There’s other things too. There is a wide blank space with a single male voice saying, stay with me, she’s fading, stay with me… then static… then nothing. There’s the sound of a washing machine swishing clothes in an empty laundrette. There’s little shafts of light breaking through the smoke. There’s Thelma waking up with blood filling her shoes and a man lying behind her, not moving. She thought he was dead – he was dead – but she could have held his hand - she could have held his hand, but didn’t.

The questions linger. How did these people do it? How did they stay intact when others didn’t? Seven lives, whole and happy hours before, now disassembled. Much later, the survivors will do all they can to leave this behind, but at night, while everyone else sleeps, some will sob uncontrollably. They scare themselves – not so much because they are crying, but because they can’t stop.


What about you? Where were you in all this? The darkness hangs and you are grasping through the black when the emergency lights flicker on. You are initially thankful for the light, but then, when you look up, you are not. There’s no respectful way of saying what you see. There’s no way of describing it without taking something away from the people that loved them. But I’ll tell you one thing. You’ll never forget it. That’s how the mind works. You remember the things you want to forget and forget the things you want to remember.

So you have a very clear memory, it feels very real - like yesterday. It makes you shiver when you think of it. There’s a young lady bent around a pole, slim, she’s not the one making the blood-curdling noise, but you know to go to the quiet ones first. You’re resourceful like that, and sensitive, which qualifies you for the thing hurtling toward you at a speed faster than you can run. You cradle this woman’s head in your arms, long black hair past her shoulders, her body spasming involuntarily, and you look into her eyes and tell her it’s going to be OK. You don’t know that, but you say it anyway.

It would be so easy for you to leave her, but you don’t, the thought never cross your mind. With each passing second, the opposite is true – you’re too scared to leave. As the lonely arms and legs and heads come into focus, and the screams fade into a low moan, you can’t think of anywhere left to vanish but deep inside these people, these bodies.

Later, someone will say they saw your face when they walked past, they saw you and knew straight away they didn’t have what you had. You were only there for a second or two, but it felt like an eternity. Ask them now and they’ll say the same thing: they have never, ever seen such a forlorn look, such a desperate look - you just staring out, not blinking, with this lady’s head in your hands.

Streams of people file past and nobody joins you for a long time. Then, a man asks if you need help, and you take it in turns to comfort the woman – Carrie her name was, Carrie you learn after. Then, there are green uniforms around you, paramedics with needles and kit and just a little hope. You are all huddled around the same young lady now. She’s on the floor - yes, you are all crouched down, and they are working on her – the paramedics - and after a while they stop. One of them looks at you, the words written across his face, and you decide then, he doesn’t even have to say it – you tell him, I want to go home.

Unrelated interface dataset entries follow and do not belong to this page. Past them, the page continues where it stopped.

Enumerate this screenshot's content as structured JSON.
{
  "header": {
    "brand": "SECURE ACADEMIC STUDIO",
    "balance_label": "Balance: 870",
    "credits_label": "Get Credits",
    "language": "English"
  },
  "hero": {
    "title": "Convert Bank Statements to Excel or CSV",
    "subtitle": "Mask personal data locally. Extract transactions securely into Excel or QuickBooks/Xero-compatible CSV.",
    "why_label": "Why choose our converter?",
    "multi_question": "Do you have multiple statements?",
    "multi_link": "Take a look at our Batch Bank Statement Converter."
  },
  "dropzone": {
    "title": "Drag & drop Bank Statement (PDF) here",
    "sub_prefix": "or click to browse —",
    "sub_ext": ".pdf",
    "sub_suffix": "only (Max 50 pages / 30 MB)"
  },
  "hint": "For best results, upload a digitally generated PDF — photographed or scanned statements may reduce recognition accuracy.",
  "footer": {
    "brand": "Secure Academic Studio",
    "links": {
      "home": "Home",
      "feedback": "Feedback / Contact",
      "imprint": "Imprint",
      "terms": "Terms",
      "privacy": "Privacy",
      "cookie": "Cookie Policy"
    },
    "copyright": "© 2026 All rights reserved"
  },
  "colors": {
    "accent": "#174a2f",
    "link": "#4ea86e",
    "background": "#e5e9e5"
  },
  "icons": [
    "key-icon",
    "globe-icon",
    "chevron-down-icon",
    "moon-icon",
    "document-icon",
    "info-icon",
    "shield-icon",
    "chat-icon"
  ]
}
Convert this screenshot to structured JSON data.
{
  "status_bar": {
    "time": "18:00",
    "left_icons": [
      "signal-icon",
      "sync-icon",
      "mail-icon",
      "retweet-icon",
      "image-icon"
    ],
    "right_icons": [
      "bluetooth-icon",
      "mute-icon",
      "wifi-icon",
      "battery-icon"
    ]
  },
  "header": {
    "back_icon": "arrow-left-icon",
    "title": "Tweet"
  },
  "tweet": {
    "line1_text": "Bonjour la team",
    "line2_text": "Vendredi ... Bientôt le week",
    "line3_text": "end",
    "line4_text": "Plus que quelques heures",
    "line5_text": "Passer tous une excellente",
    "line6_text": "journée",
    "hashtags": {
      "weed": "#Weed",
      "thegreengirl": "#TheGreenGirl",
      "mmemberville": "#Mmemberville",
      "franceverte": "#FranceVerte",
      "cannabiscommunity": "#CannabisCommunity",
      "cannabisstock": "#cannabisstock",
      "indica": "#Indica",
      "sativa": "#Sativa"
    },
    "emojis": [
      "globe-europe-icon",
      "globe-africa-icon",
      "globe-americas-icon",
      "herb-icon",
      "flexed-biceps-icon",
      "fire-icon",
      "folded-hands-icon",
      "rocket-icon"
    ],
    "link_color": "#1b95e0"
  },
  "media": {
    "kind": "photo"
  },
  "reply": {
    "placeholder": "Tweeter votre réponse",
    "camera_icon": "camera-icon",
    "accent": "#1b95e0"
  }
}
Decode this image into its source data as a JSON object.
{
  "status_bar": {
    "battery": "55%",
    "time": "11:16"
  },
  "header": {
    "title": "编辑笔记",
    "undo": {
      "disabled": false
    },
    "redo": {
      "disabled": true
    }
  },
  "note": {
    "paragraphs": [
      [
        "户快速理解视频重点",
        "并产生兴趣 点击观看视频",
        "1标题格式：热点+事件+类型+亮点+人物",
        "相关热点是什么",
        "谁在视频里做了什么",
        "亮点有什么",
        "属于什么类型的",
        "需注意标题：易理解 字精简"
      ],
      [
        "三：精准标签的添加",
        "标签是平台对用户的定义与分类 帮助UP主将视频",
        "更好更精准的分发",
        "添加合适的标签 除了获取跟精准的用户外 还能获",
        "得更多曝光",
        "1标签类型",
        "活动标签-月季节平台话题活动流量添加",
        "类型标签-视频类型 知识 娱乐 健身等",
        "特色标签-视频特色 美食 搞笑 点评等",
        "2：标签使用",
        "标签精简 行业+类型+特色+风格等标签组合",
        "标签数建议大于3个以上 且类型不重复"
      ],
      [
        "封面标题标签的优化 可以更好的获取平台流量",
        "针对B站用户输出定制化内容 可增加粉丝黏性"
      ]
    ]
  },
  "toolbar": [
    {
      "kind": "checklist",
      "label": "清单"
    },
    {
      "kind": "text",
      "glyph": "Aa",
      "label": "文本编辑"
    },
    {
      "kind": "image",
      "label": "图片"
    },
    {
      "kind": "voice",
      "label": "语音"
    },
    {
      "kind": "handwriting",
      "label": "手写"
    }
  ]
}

So you leave the people back there in the dark, the people and the shapes that are no longer people, and even now you think about them, you leaving them but them never leaving you, and if you had another chance, some kind of divine power, you say to yourself maybe you would have stayed there with them, turned yourself into all that blackened, twisted metal, instead of it silent, unspoken, turning into you.

So, Lee Baisden, this is for you.

Benedetta Ciaccia and Richard Ellery, this is for you.

Richard Gray, this is for you.

Anne Moffat and Fiona Stevenson, this is for you.

Carrie Taylor, I’m sorry, this is for you.